DATA FOR THE TASK:
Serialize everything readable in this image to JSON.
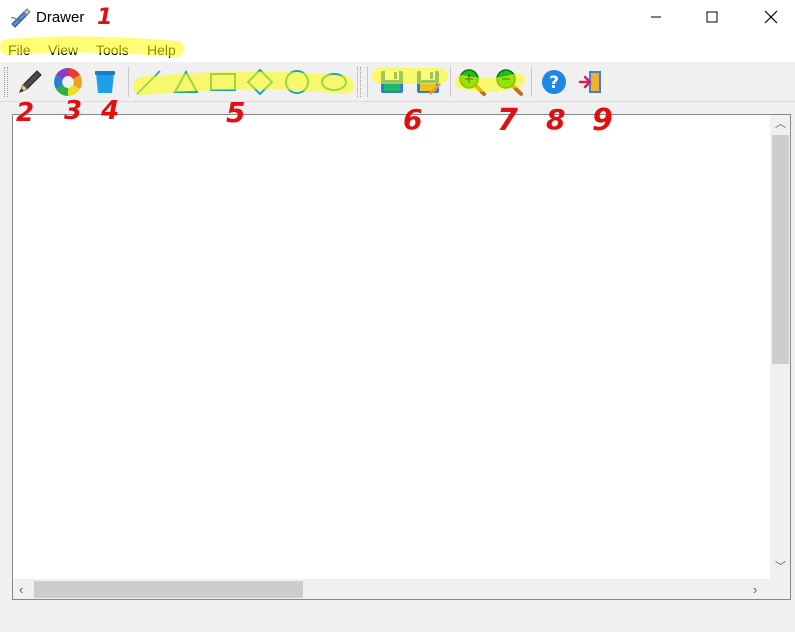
{
  "window": {
    "title": "Drawer",
    "app_icon": "pen-tool-icon",
    "controls": [
      "minimize-icon",
      "maximize-icon",
      "close-icon"
    ]
  },
  "menu": {
    "items": [
      "File",
      "View",
      "Tools",
      "Help"
    ]
  },
  "toolbar": {
    "groups": [
      {
        "tools": [
          "pencil-icon",
          "color-wheel-icon",
          "bucket-icon"
        ]
      },
      {
        "tools": [
          "line-icon",
          "triangle-icon",
          "rectangle-icon",
          "diamond-icon",
          "circle-icon",
          "ellipse-icon"
        ]
      },
      {
        "tools": [
          "save-icon",
          "save-as-icon"
        ]
      },
      {
        "tools": [
          "zoom-in-icon",
          "zoom-out-icon"
        ]
      },
      {
        "tools": [
          "help-icon",
          "exit-icon"
        ]
      }
    ]
  },
  "annotations": {
    "labels": [
      "1",
      "2",
      "3",
      "4",
      "5",
      "6",
      "7",
      "8",
      "9"
    ],
    "highlight_color": "#ffff00",
    "number_color": "#e01010"
  },
  "colors": {
    "shape_stroke": "#1aa89a",
    "save_blue": "#2a7fd0",
    "zoom_green": "#18c018",
    "help_blue": "#1e88e5"
  }
}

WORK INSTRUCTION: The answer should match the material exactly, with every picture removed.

RESPONSE AREA:
Serialize everything readable in this image to JSON.
{
  "window": {
    "title": "Drawer",
    "app_icon": "pen-tool-icon",
    "controls": [
      "minimize-icon",
      "maximize-icon",
      "close-icon"
    ]
  },
  "menu": {
    "items": [
      "File",
      "View",
      "Tools",
      "Help"
    ]
  },
  "toolbar": {
    "groups": [
      {
        "tools": [
          "pencil-icon",
          "color-wheel-icon",
          "bucket-icon"
        ]
      },
      {
        "tools": [
          "line-icon",
          "triangle-icon",
          "rectangle-icon",
          "diamond-icon",
          "circle-icon",
          "ellipse-icon"
        ]
      },
      {
        "tools": [
          "save-icon",
          "save-as-icon"
        ]
      },
      {
        "tools": [
          "zoom-in-icon",
          "zoom-out-icon"
        ]
      },
      {
        "tools": [
          "help-icon",
          "exit-icon"
        ]
      }
    ]
  },
  "annotations": {
    "labels": [
      "1",
      "2",
      "3",
      "4",
      "5",
      "6",
      "7",
      "8",
      "9"
    ],
    "highlight_color": "#ffff00",
    "number_color": "#e01010"
  },
  "colors": {
    "shape_stroke": "#1aa89a",
    "save_blue": "#2a7fd0",
    "zoom_green": "#18c018",
    "help_blue": "#1e88e5"
  }
}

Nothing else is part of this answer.